November 17, 2011

Apology Rules

Some people (ahem) can't stand it when someone is mad at them. They apologize repeatedly--calling and emailing to say how sorry they are and to see if the other person is still mad.

Is this effective? Not usually. The wronged party might issue forgiveness eventually, but it's mostly just to get the apologizing to stop. It's often an unsatisfactory resolution for both parties, leaving one annoyed and the other emotionally exhausted.

The last time this happened, I started thinking about some ground rules for apologies. Some readings on assertiveness and communication skills helped me identify two rules that can help you (and me) apologize appropriately, while keeping a level head.

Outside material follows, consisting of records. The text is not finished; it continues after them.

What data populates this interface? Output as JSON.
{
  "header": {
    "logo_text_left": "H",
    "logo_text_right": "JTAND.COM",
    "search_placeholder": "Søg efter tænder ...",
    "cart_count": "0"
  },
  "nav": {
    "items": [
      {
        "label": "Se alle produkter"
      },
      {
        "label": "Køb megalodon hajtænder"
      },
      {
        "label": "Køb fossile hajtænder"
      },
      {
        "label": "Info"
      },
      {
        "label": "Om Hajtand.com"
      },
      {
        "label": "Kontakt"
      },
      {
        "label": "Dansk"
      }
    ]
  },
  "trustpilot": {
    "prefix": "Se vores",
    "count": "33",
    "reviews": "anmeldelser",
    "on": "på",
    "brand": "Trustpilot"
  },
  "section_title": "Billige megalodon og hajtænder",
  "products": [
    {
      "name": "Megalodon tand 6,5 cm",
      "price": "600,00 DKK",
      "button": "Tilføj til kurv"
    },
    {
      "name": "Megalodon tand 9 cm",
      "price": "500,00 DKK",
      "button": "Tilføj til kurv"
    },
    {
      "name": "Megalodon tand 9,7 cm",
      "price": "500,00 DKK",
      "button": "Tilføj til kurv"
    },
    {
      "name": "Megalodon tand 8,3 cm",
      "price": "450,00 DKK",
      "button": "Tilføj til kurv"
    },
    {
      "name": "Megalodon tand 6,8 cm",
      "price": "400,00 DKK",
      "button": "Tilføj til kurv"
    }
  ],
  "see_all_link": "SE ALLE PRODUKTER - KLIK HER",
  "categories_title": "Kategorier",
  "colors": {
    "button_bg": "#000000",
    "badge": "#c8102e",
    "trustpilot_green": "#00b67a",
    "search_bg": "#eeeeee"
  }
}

1) Figure out what you did wrong and take responsibility for it. This rule has two steps and is particularly important when we make a mistake that initiates a chain of unfortunate events. Example: your friend confides in you that he's dating someone new, but hasn't yet told his recent ex. You can't resist sharing this news with your work friend, who knows both parties. Unexpectedly, your work friend declares that your friend's ex has "the right to know" and calls her up. The next thing you know, your friend is livid with you because his ex confronted him in furious tears, and now won't speak to him and is refusing to share custody of their beloved cat. You are dumbfounded by this turn of events and your impulse is to apologize to your friend profusely and repeatedly, begging desperately for forgiveness for your awful sins. What do do instead:
  • Identify your crime and apologize for it. You shouldn't have gossiped with your work friend; for that, you should apologize directly and genuinely.
  • Don't apologize for the parts that aren't your fault. While it's true that your behaviour triggered the chain of events, you aren't accountable for your work friend's decision or for the ex-girlfriend's dramatic reaction. You can, and should, be sorry that your initial mistake prompted the whole mess, but you still aren't responsible for other people's behaviour and you don't need to apologize for it. 
2) Let the apology fit the crime. If it's hard for you to tolerate someone being upset with you, you may use the understandable but unhelpful strategy of "keep apologizing until you're forgiven." The problem with this strategy is that eventually, the apology no longer fits the crime. Example: you accidentally bump a guy on a crowded bus and he spills his coffee on the floor. You apologize sincerely, but rather than accepting your apology or your offer to buy him a fresh cup, the guy continues to berate you as though you had purposefully grabbed the coffee from his hand and thrown it in his face. Your impulse is to apologize even harder, but wait a minute--you didn't abduct his first-born child; you merely spilled his $1.25 cup of coffee. If he doesn't accept your first or even your second apology, it's time to stop apologizing and walk away.

This rule applies to your friend and his ex as well. Say you issue a sincere apology for gossiping and for initiating the ensuing trouble, and your friend remains as angry as if you had personally kidnapped his cat. His anger doesn't fit the crime, and if you keep apologizing, soon the apology too will no longer fit the crime. It's time to walk away and give your friend some time to cool down.

Apologizing is hard and not over-apologizing can be even harder. Keeping in mind these rules can help you make a sincere and appropriate apology, with minimal anxiety and without going overboard.


  1. Why are you so Anti-Canadian?

    Over-apologising ... it's what we do!

  2. Agreed. I'm pretty sure this post has been flagged by CSIS.

  3. ««««Some people»»»»! Reading this made me miss you even more!

  4. I'm sorry I don't read your blog more often

  5. I think you present some pretty clear cut cases where the limits of the apology are obvious.